I’m on vacation right now in beautiful Northern Italy, on the shores of Lake Garda. The sun is high in the sky, the Italians are chattering animatedly, the ancient towns and villages exude bonhomie that belies their troubled history, and wines from Tuscany coupled with too much pasta are making this an all too enjoyable experience – I don’t really want to go back to work!
But then … I just paid the equivalent of $9.12 a gallon to refuel my rental car! Reality bites!
An article in today’s New York Times cites examples of the impact of the increasing cost of travel on the reduction on the number of physical meetings. No great surprise here – but what struck me was not just the reference to the fact that the technology has matured to the point where it is practical, affordable and more productive to move digital bits instead of bodies – “These technology tools are going to change the way corporations think about travel and work in the long run,” according to an analyst at Forrester, – but the specific reference to one company where travel costs have been cut by 60 percent and the average time to close a new sale has been reduced by 30 percent.
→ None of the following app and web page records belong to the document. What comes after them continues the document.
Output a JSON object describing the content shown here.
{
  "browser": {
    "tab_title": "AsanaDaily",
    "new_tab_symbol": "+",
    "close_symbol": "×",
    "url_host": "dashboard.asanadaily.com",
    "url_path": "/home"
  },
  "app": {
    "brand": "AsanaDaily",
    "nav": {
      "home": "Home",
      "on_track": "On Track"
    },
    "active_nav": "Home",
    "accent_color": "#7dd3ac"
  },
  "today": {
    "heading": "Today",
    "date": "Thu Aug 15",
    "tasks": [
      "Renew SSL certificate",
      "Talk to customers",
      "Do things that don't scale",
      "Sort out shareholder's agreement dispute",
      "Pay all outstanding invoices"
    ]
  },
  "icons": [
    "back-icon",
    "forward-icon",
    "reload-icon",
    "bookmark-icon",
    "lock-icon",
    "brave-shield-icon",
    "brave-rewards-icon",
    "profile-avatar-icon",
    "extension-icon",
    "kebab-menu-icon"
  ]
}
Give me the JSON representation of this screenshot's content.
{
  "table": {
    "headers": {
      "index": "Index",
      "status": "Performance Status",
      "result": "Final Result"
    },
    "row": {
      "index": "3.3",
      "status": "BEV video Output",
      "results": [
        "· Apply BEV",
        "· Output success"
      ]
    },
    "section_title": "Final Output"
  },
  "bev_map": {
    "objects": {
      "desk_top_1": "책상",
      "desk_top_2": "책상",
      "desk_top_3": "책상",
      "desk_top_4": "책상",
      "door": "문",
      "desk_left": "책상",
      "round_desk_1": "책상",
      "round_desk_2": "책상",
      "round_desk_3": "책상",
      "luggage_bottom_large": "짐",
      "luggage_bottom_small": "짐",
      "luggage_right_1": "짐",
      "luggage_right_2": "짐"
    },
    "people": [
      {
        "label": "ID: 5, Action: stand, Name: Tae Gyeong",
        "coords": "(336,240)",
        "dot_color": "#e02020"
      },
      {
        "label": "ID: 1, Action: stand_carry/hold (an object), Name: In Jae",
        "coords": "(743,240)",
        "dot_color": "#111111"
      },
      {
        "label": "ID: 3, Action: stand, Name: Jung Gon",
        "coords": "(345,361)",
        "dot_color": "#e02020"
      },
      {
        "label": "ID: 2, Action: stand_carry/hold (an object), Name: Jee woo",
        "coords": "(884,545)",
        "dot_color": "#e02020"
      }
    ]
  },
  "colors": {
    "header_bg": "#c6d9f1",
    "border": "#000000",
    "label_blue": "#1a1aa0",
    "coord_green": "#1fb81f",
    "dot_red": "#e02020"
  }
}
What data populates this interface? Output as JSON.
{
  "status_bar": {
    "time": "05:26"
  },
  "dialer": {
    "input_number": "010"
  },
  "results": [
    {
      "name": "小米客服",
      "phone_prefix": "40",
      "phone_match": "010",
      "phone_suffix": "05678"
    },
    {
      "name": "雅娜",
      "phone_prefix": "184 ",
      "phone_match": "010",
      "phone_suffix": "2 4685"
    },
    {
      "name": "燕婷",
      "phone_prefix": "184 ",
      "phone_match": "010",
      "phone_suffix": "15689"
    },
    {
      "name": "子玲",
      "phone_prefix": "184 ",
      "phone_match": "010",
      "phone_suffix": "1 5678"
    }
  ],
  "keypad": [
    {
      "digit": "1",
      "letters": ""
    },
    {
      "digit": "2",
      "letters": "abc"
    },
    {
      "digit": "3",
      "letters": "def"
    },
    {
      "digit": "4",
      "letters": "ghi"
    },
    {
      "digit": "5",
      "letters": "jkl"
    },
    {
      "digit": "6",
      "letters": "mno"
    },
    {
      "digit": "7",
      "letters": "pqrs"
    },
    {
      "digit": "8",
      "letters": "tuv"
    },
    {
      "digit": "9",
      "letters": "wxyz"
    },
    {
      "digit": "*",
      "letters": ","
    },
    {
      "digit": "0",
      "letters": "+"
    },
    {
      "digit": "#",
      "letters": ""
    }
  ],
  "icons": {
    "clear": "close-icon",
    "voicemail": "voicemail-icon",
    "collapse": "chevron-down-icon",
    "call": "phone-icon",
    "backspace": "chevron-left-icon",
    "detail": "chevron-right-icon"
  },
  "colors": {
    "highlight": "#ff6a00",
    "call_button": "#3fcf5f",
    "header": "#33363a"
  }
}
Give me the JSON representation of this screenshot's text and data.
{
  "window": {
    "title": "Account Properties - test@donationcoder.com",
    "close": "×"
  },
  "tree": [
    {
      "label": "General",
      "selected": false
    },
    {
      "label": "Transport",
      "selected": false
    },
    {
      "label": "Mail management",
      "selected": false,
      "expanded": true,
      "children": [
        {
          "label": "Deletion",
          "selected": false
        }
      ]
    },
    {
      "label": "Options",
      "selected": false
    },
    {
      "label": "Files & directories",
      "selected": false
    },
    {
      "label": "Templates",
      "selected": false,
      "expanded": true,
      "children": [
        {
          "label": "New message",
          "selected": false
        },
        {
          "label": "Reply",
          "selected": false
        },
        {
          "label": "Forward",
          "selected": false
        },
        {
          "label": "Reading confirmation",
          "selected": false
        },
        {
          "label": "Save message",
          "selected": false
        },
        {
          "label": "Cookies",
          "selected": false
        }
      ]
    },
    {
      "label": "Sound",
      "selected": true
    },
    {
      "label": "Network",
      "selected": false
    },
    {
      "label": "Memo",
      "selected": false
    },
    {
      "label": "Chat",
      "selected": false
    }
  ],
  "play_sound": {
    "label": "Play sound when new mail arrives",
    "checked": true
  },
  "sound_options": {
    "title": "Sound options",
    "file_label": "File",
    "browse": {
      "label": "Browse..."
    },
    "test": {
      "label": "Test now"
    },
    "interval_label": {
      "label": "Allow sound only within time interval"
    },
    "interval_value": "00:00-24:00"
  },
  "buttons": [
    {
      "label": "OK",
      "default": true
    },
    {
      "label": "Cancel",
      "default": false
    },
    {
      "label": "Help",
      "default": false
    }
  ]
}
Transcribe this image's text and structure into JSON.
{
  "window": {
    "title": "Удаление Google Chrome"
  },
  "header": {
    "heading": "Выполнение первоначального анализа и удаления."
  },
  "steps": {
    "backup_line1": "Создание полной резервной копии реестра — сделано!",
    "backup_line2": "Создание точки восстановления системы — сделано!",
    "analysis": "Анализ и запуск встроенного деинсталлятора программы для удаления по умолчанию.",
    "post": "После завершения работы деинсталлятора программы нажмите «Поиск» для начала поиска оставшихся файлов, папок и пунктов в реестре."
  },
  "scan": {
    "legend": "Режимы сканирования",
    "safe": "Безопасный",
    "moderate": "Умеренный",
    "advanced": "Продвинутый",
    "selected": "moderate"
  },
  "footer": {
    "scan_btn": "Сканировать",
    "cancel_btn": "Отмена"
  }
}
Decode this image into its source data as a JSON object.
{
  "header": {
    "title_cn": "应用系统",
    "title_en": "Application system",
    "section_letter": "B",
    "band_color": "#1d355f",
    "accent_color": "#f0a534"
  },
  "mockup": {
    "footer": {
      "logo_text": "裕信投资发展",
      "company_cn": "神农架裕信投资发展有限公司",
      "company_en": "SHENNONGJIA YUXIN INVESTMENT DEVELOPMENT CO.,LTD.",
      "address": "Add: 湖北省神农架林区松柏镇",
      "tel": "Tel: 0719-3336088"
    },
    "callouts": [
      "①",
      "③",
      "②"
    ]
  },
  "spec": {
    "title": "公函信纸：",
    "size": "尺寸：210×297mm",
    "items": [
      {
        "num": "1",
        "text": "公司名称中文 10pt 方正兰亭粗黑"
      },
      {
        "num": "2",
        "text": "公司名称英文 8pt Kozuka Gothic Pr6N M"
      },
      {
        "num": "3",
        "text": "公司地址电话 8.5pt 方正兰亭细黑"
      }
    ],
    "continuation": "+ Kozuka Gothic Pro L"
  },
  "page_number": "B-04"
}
So, less time traveling equates to more time selling? That’s my interpretation, not the conclusion from the article – but when august publications like the NYT start to publish these stories for the masses, it’s probably time to sit up and take notice. Sales 2.0 tools are not, on their own, the panacea to reduced travel bills or higher close rates – but I’ve seen similar productivity gains with well implemented Sales 2.0 projects. And with the rising cost of fuel, it’s something we should all be looking at sooner rather than later.
You have to be registered to read the article on www.nytimes.com, but it’s worth the effort. The article is called ‘As Travel Costs Rise, More Meetings Go Virtual’.
Now, back to the Chianti …